▶ **Task**: Please filter the entries and return only the lines that include "screenshot".

▶ **Information**:
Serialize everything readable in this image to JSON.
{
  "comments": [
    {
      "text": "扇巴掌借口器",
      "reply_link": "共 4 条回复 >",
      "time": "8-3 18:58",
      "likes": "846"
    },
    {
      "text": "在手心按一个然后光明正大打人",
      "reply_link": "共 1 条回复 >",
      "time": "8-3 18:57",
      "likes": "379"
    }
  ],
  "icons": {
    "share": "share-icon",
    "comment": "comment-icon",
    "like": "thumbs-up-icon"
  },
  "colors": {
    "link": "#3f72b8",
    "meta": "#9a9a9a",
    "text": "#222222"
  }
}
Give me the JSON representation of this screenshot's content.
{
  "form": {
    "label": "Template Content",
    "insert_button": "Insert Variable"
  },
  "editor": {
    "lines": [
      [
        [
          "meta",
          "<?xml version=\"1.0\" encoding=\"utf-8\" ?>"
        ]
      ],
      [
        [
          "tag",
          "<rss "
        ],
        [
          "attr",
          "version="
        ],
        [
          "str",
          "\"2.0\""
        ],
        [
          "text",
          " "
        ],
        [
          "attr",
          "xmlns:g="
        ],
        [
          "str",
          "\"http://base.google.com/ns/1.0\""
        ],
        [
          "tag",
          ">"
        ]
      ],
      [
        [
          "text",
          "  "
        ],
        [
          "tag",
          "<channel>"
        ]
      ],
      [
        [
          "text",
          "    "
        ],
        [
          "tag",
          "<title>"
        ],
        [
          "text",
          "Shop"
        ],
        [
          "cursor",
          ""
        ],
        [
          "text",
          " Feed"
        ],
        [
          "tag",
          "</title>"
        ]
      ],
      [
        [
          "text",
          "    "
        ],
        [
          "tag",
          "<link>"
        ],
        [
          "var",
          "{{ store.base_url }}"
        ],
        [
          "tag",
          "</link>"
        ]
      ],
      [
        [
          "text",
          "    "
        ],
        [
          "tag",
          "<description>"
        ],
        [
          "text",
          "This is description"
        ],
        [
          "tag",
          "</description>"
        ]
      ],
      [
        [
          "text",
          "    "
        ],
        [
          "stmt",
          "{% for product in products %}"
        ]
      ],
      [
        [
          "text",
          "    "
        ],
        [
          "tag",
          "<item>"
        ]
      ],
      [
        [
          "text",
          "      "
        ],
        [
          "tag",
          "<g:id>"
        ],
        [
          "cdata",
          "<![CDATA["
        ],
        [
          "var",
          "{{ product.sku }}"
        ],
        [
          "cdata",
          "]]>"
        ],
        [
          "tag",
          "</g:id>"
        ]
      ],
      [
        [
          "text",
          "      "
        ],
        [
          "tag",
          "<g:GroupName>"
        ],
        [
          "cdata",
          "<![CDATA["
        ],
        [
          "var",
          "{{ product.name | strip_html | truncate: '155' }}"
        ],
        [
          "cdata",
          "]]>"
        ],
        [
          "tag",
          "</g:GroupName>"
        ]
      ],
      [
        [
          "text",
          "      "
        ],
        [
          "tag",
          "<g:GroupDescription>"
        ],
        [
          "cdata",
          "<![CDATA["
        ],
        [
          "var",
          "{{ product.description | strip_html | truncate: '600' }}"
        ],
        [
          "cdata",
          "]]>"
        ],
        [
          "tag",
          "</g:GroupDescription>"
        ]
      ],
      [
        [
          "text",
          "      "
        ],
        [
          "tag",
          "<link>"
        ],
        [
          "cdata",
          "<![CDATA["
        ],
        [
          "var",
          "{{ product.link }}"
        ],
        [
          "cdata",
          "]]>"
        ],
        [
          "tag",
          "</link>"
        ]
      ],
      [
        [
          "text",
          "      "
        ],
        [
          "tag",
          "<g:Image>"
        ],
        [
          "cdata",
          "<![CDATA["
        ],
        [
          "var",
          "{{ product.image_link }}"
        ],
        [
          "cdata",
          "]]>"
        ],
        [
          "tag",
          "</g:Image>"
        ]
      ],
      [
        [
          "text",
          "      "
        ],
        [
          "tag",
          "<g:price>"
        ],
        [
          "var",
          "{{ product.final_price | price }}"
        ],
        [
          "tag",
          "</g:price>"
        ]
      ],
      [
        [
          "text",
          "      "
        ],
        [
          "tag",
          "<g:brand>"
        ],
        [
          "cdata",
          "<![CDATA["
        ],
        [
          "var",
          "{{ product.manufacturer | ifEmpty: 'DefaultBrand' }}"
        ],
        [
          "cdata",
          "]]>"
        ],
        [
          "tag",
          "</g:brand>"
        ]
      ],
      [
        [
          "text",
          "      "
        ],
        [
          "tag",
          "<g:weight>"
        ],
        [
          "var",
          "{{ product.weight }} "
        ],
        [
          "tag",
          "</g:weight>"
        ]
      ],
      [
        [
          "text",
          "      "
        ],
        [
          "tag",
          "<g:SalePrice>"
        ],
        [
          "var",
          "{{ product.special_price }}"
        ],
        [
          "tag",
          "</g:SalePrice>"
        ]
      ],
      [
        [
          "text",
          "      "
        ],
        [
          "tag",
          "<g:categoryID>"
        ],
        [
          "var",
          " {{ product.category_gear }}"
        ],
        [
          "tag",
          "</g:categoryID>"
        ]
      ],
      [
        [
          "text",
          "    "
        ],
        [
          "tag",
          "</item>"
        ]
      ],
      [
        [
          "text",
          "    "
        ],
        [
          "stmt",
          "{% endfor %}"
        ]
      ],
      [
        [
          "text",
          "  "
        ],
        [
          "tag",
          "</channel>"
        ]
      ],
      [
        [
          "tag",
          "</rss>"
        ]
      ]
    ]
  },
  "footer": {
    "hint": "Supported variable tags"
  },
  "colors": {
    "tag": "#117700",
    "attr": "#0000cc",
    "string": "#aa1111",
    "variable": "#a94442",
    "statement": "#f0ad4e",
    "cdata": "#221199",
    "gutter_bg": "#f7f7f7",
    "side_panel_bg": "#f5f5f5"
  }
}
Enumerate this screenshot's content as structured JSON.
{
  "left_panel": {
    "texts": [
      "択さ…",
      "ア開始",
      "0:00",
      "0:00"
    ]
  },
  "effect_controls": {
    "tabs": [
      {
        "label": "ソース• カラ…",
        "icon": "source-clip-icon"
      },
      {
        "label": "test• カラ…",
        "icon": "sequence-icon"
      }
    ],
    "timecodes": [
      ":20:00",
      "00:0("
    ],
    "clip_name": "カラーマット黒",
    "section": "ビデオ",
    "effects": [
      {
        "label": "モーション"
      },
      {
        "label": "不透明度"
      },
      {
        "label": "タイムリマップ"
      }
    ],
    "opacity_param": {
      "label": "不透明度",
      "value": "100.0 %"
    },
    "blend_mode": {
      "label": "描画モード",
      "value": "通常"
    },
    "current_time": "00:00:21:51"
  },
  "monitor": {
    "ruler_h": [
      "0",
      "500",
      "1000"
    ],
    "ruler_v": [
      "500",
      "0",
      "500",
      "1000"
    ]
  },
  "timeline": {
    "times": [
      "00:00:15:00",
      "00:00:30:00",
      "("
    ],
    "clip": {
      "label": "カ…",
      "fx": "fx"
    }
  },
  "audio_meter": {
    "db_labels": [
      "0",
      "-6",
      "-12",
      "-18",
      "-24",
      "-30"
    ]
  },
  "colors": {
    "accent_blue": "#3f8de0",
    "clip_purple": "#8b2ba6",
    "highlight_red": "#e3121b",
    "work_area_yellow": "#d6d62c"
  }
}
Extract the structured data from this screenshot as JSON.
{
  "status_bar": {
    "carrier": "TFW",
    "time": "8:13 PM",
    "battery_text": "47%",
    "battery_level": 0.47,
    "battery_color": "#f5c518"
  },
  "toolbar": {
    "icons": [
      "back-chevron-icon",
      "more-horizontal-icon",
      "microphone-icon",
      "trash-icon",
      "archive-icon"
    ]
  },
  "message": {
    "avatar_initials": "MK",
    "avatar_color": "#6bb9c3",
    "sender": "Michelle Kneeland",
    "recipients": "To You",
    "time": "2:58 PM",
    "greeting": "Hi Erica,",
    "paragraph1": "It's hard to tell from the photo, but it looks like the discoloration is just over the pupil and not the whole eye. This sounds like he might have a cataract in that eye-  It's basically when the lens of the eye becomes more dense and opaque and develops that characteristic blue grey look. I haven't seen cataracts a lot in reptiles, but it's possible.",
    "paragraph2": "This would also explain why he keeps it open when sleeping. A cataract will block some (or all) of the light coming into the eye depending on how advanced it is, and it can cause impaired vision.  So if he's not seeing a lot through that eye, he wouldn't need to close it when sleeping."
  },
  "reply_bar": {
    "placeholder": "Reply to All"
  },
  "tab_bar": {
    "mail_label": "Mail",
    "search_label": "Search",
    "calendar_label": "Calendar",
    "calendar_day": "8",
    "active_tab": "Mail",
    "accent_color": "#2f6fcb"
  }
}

▶ **Your response**:
Give me the JSON representation of this screenshot's content.
Enumerate this screenshot's content as structured JSON.
Extract the structured data from this screenshot as JSON.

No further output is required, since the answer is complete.